-- On Monday afternoon, in a stifling hot tent that had been rigged up as the tactical operations center for the 3rd Infantry's 1st Brigade, Maj. Benjamin Matthews sat half-slumped in a metal folding chair by a metal folding table in the sand. He looked very tired. Outside, a moderate sandstorm was beginning to kick up, and the air in the tent was hazy with brown dust.
Matthews had arrived hours earlier here at the center of the 3rd Infantry's forces in southern Iraq, after more than 30 hours of hard desert driving and -- unexpectedly -- fighting.
Matthews is the fire support officer for the 1st Brigade. He had traveled here in a small convoy of unarmored vehicles filled with fellow headquarters officers and staff. He had been following a route already covered by combat units, and by the time of his journey -- three days after the invasion of Iraq began -- this route was supposed to be secured. It had not been.
"We made contact in Samawah," Matthews said. "We were going right through the city, 20 of us in eight vehicles. We saw about five to eight guys carrying AK-47s running into an alley. They started shooting at us with the AKs and then started with RPGs [rocket-propelled grenades]. They had a couple of tall buildings with good lines of sight looking down at us and that was where they shot the RPGs from. We got out of the vehicles and went into a firefight. It was not a feasible fight for us. We're not tanks and Bradleys. We had to get out of there and call in CAP [close air support]."
I asked Matthews what he thought of the way things were going.
"This is much tougher than anticipated," he said.
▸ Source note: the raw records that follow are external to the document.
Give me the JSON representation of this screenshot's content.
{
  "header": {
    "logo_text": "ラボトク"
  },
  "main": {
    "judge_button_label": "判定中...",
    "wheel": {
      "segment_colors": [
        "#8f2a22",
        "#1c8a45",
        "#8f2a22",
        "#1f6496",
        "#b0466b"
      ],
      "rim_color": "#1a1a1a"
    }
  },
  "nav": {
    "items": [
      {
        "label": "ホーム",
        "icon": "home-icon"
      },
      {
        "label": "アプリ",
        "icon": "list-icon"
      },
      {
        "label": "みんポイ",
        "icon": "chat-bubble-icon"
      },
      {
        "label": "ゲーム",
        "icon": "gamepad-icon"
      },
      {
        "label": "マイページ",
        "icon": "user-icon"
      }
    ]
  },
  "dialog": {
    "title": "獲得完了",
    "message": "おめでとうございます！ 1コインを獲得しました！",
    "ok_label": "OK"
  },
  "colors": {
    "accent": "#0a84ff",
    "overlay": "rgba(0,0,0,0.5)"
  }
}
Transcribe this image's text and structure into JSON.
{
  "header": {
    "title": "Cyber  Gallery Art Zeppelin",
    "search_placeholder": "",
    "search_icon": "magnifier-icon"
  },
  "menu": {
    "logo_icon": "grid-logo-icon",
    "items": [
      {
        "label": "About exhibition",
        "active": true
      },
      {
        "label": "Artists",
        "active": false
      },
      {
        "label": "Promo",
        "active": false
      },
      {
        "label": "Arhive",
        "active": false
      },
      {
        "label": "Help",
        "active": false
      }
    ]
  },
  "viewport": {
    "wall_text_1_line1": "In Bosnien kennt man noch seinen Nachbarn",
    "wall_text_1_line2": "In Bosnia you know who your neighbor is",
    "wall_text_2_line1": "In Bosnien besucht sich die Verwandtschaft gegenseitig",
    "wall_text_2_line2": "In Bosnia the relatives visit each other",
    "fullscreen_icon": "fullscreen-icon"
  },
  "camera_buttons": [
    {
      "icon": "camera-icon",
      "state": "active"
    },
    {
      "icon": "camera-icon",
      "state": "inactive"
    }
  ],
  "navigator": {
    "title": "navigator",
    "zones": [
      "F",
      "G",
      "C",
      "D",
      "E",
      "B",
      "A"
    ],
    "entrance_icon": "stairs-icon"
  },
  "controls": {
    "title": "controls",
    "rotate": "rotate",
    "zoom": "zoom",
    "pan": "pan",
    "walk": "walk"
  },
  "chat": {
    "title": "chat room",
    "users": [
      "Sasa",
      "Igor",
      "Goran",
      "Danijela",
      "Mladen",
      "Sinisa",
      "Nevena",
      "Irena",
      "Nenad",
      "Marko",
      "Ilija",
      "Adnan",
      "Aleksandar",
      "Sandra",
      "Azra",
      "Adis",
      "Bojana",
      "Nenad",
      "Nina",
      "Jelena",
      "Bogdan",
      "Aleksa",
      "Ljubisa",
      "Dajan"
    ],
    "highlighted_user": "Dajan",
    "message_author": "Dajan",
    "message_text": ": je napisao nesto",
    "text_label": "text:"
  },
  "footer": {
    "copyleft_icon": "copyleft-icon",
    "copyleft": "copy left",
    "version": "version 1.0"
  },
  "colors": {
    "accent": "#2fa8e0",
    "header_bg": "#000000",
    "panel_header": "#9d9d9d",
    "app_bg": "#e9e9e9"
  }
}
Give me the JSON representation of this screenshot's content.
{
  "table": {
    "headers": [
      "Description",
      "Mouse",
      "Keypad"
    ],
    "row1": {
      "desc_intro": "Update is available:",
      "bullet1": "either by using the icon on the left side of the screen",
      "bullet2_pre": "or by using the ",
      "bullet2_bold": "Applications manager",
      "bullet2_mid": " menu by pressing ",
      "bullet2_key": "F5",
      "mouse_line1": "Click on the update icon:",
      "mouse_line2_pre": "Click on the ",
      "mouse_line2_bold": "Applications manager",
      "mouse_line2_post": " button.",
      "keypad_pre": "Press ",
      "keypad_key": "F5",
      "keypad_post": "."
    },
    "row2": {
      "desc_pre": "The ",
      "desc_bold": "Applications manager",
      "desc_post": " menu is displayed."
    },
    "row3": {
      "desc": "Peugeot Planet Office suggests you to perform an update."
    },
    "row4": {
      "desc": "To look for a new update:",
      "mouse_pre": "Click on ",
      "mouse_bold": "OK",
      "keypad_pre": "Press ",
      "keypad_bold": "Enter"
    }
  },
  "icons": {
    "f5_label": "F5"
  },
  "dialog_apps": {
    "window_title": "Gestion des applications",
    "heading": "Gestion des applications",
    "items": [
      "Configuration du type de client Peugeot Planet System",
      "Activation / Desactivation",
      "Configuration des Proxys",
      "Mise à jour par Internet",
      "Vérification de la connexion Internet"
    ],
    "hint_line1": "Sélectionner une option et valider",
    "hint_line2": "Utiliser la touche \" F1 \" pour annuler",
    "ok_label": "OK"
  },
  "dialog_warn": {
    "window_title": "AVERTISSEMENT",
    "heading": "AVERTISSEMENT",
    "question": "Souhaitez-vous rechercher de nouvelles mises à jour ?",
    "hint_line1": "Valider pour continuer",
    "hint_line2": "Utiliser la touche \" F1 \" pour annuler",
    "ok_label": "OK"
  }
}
The planners of this war considered a range of scenarios. At the most optimistic, they hoped that the imminent threat of invasion would trigger the collapse of Saddam Hussein's regime. At the next rosiest level, they thought a regime collapse would follow an invasion in a matter of days. On the next rung was the idea that the American advance would be met by little armed resistance, which would allow for a swift advance and a possibly hard but brief battle with the Republican Guard's Medina Division south of Baghdad.
What actually happened in the first five days was a surprise and made the American advance significantly more difficult and dangerous. In large terms the plan has worked and the attack to date is an overwhelming success. The 3rd Infantry, which leads the assault, advanced more than 185 miles into Iraq in three days. It defeated the Iraqi 11th Division in one day with no American casualties. It established a supply line over forbidding terrain back into Kuwait that is supplying a fast-moving force of more than 20,000 soldiers and 10,000 vehicles.
But something else transpired. While Hussein's regular army has scarcely fought at all, an irregular force controlled by the Baath Party of militia, elements of special units and Fedayeen guerrilla fighters has conducted a campaign of small-arms hit-and-run warfare. These forces have essentially taken control of the southern cities of Samawah and Najaf, where they have established themselves in schools and hospitals and where they are reportedly forcing local men to arm and fight by executing the unwilling.
From these small urban bases, the forces loyal to Saddam Hussein have been able to harass U.S. forces with mortar and artillery fire and to send out a stream of small attack teams against the 3rd Infantry, forcing it to engage in repeated skirmishes.
Typically, these attacks involve small groups -- sniper teams of two or three men, or larger teams of as many as 20 or more vehicles manned by fighters with AK-47s, mounted machine guns and rocket-propelled grenades. And typically, the attackers have been swiftly defeated. Third Division combat units have killed at least 300 to 400 Iraqi soldiers and irregulars and have captured as many prisoners. Air Force support and counter-battery artillery routinely have been able to take out the Iraqi guns soon after they expose themselves by firing.
But, in an important sense, the attacks have worked. As Col. William Grimsley, commander of the 1st Brigade, put it, "They are diffusing some of our attention, causing us to fight them instead of focusing all our attention on our larger objective."
The division commander, Maj. Gen. Buford Blount, is candid about the threat. "The Baath Party is very well organized and very active with a lot of forces in Najaf and Samawah," he said in an interview Monday night. "And they are capable of responding fluidly to us."
It has always been the hope of the American war planners to avoid Iraq's cities, so as to minimize both American and Iraqi casualties. But there are doubts. "I think these guys are going to keep coming out and harassing us," Blount said. "I think eventually we're going to have to go in there and kill them. I think we will have to kill them unless we can get rid of the top guy in Baghdad."